  17. DOSIMETRIC QUANTITIES • Absorbed dose, • Equivalent dose, • Effective dose,

  18. POSSIBLE DOSES • External dose • Internal dose • Body wounds

  19. PROTECTION FROM EXTERNAL IRRADIATION

  20. Unacceptable level of risk > 10-3 y-1 Risk level: 10-3 y-1 Basic Safety Limit(BSL) A L A R P Risk level: 10-5 y-1 Basic Safety Objective(BSO) Broadly acceptable level of risk < 10-5 y-1 ALARA PRINCIPLE

  21. DOSE PREDICTION TOOLS • Computer codes to predict individual and collective doses • Coupling workplace environment with 3D modelling to predict total dose • Useful in training • Useful in ALARA Application

  22. VISIPLAN ALARA PLANNING TOOL

  23. PROTECTION OF OCCUPATIONAL WORKERS • Classification of workplaces • Classification of workers • Monitoring of workplaces (area monitoring) • Individual dose monitoring • Control measures

  24. CLASSIFICATION OF WORKPLACES Workplaces with dose levels  1 mSv.y-1 • Supervised area: dose levels  1mSv.y-1 but < 6 mSv.y-1. • Controlled area: dose levels  6 mSv.y-1.

  25. SUPERVISED AREA • Area labelled and physically demarcated • Working instructions available • Area monitoring • Unclassified persons work under a system of work

  26. CONTROLLED AREA • Dose levels  6 mSv.y-1. • Area labelled and physically demarcated • Barriers produced and entry restricted • Classified workers work • Area monitoring • Work under the written system of work

  27. CLASSIFICATION OF WORKERS • Category A: dose  6 mSv.y-1. work mainly in controlled areas • Category B: dose  1 mSv.y-1. work mainly in supervised areas

  28. AREA MONITORING Required for both supervised and controlled areas.
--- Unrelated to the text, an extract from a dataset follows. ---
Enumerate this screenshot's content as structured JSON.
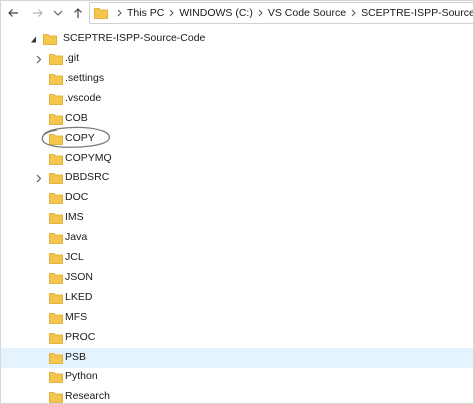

Individual dose estimations from • External doses • Activity concentration in air • Surface contamination

  29. AREA MONITORING Instrumentation • Installed -monitors •  in air monitors • -in-air monitors

  30. INDIVIDUAL DOSE MONITORING For both category A and category B workers: • TLDs, film badges • Personal dosimeters – QFDs, portable dosimeters etc. • Alpha-in-air portable dosimeter • Record keeping: at least 30 years or until 75 years of a worker
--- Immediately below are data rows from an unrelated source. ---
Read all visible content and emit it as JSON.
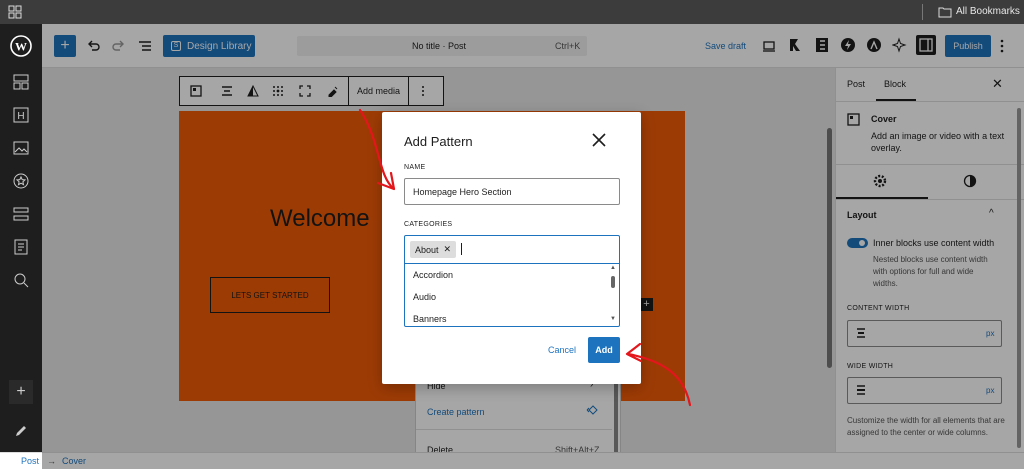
{
  "browser": {
    "bookmarks_label": "All Bookmarks"
  },
  "toolbar": {
    "design_library_label": "Design Library",
    "doc_title": "No title · Post",
    "shortcut": "Ctrl+K",
    "save_draft_label": "Save draft",
    "publish_label": "Publish"
  },
  "block_toolbar": {
    "add_media_label": "Add media"
  },
  "cover": {
    "heading": "Welcome",
    "button_label": "LETS GET STARTED",
    "color": "#f25b09"
  },
  "context_menu": {
    "hide_label": "Hide",
    "create_pattern_label": "Create pattern",
    "delete_label": "Delete",
    "delete_shortcut": "Shift+Alt+Z"
  },
  "modal": {
    "title": "Add Pattern",
    "name_label": "NAME",
    "name_value": "Homepage Hero Section",
    "categories_label": "CATEGORIES",
    "selected_tag": "About",
    "options": [
      "Accordion",
      "Audio",
      "Banners"
    ],
    "cancel_label": "Cancel",
    "add_label": "Add"
  },
  "sidebar": {
    "tab_post": "Post",
    "tab_block": "Block",
    "block_name": "Cover",
    "block_desc": "Add an image or video with a text overlay.",
    "layout_title": "Layout",
    "toggle_label": "Inner blocks use content width",
    "toggle_help": "Nested blocks use content width with options for full and wide widths.",
    "content_width_label": "CONTENT WIDTH",
    "wide_width_label": "WIDE WIDTH",
    "unit": "px",
    "width_help": "Customize the width for all elements that are assigned to the center or wide columns."
  },
  "breadcrumb": {
    "item1": "Post",
    "sep": "→",
    "item2": "Cover"
  },
  "colors": {
    "accent": "#1e73be",
    "annotation_red": "#e3161b",
    "dark_rail": "#1e1e1e"
  }
}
  31. ELECTRONIC DOSIMETER

  32. PERSONAL PROTECTIVE EQUIPMENT (PPE) • Protective clothing • Respiratory protection

  33. PROTECTIVE CLOTHING

  34. PROTECTIVE CLOTHING • Overshoes, gloves, caps and overalls • Shoes, gloves, pressurised suits containing own air supply or airline

  35. RESPIRATORY PROTECTION • Simplest face mask • Passive respirators (gas masks) where breathing is through a suitable filter material • Positive pressure respirators where pumped air supply to the face mask

  36. NUCLEAR SAFETY IN DECOMMISSIONING • Knowledge of the facility • Nature of operations • Knowledge of any hot spots • Tools to be used • Operator training

  37. NUCLEAR SAFETY DURING DECOMMISSIONING • Open and frequent communication • Support from health physics and safety department • Strict quality control • Adaptation of tools • Management of the facility with flexibility and adaptability

  38. CHEMICAL HAZARDS • Chemicals – acids, alkalis • Asbestos, lead etc. • Solvents used in decontamination process • Sodium in fast reactors

  39. HAZARDOUS MATERIALS • Chemical solvents, complexing agents such as EDTA, DPTA • Alkali metals (NaK) • Asbestos in thermal insulation • Lead dust from Pb shielding • Mercury vapour

  40. PROTECTION AGAINST CHEMICAL HAZARDS • Characterisation of chemical hazards • Appreciation of hazards involved • National and international regulations on chemical hazardous materials • Guidance, operating procedures, safety instructions • Emergency arrangements

  41. INDUSTRIAL HAZARDS • Decontamination, dismantling involving cutting, lifting, packaging etc • Custom-built tools and machines used • Lack of training in new methods • Hoist and lifting equipment used • Crane collapse, dropped load, collisions • Electrocution

  42. INDUSTRIAL PPE • Steel toe-capped shoes • Hard hats • Heavy duty gloves

  43. SAFETY DOCUMENTATION Safety documentation covering design, construction, commissioning, operation and decommissioning • Decommissioning Plan (DP) • Decommissioning Safety Case (DSC) • Post Decommissioning Report (PDR)